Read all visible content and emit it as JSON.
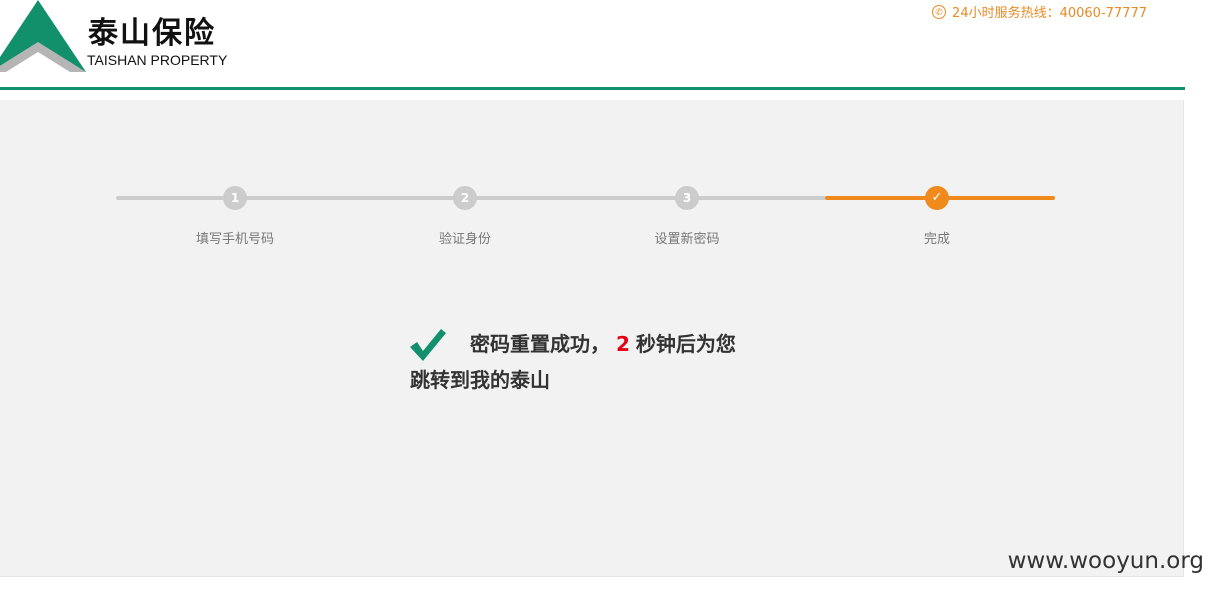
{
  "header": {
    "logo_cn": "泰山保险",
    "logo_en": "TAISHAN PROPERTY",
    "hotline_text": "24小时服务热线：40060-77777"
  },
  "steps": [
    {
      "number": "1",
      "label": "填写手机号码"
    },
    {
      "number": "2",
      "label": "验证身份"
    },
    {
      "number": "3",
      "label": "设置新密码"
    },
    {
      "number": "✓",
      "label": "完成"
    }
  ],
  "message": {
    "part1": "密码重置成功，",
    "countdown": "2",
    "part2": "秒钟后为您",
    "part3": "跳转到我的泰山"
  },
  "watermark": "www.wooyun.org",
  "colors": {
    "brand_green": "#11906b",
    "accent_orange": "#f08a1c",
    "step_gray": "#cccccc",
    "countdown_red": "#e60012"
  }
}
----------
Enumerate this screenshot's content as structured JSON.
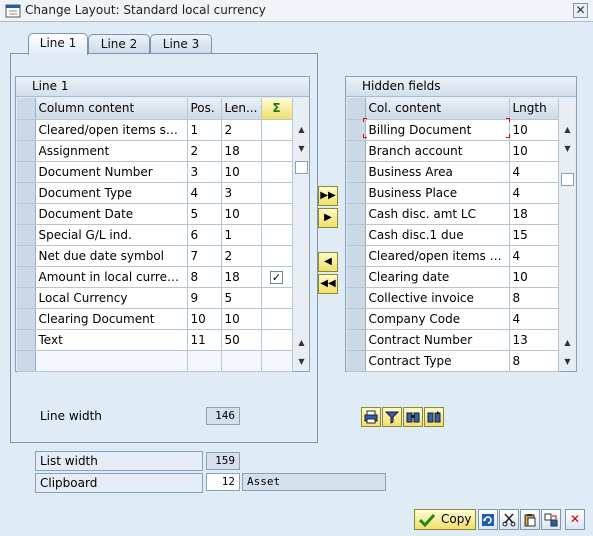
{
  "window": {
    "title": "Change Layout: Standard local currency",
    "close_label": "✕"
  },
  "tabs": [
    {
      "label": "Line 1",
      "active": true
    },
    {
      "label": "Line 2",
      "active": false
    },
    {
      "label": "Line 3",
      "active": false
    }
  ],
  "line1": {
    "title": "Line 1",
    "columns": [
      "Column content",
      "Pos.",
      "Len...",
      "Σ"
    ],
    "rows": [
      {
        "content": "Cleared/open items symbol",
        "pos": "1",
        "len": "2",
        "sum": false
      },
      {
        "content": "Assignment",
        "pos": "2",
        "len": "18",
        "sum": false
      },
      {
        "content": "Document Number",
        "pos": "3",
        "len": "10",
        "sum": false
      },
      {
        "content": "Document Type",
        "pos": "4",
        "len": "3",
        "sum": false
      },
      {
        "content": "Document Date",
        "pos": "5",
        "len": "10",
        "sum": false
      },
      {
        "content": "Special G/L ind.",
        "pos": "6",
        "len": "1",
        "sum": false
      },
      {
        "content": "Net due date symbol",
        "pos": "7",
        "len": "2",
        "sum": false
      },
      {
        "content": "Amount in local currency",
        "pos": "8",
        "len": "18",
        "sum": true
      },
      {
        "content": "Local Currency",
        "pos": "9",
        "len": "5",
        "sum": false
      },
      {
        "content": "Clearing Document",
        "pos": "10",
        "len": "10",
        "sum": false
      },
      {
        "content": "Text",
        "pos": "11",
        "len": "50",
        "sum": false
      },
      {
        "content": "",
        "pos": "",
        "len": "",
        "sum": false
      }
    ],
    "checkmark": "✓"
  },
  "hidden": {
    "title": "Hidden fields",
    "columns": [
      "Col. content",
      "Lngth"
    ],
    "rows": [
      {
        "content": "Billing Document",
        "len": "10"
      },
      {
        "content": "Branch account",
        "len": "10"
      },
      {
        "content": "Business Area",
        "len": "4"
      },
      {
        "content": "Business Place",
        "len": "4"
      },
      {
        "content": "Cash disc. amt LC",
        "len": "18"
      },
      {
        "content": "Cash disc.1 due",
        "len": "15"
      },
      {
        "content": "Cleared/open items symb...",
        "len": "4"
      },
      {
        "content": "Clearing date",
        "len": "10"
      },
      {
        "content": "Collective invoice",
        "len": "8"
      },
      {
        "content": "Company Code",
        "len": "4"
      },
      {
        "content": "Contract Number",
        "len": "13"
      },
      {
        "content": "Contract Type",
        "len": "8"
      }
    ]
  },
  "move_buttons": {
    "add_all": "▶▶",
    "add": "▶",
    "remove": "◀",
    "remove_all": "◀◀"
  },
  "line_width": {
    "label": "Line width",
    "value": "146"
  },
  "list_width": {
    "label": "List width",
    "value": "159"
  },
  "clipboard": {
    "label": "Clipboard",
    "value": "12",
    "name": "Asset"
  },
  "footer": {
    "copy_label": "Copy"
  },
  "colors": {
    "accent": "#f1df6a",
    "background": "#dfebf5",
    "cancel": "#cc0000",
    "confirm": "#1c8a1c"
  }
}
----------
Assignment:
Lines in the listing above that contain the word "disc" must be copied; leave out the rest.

Exercise answer:
        "content": "Cash disc. amt LC",
        "content": "Cash disc.1 due",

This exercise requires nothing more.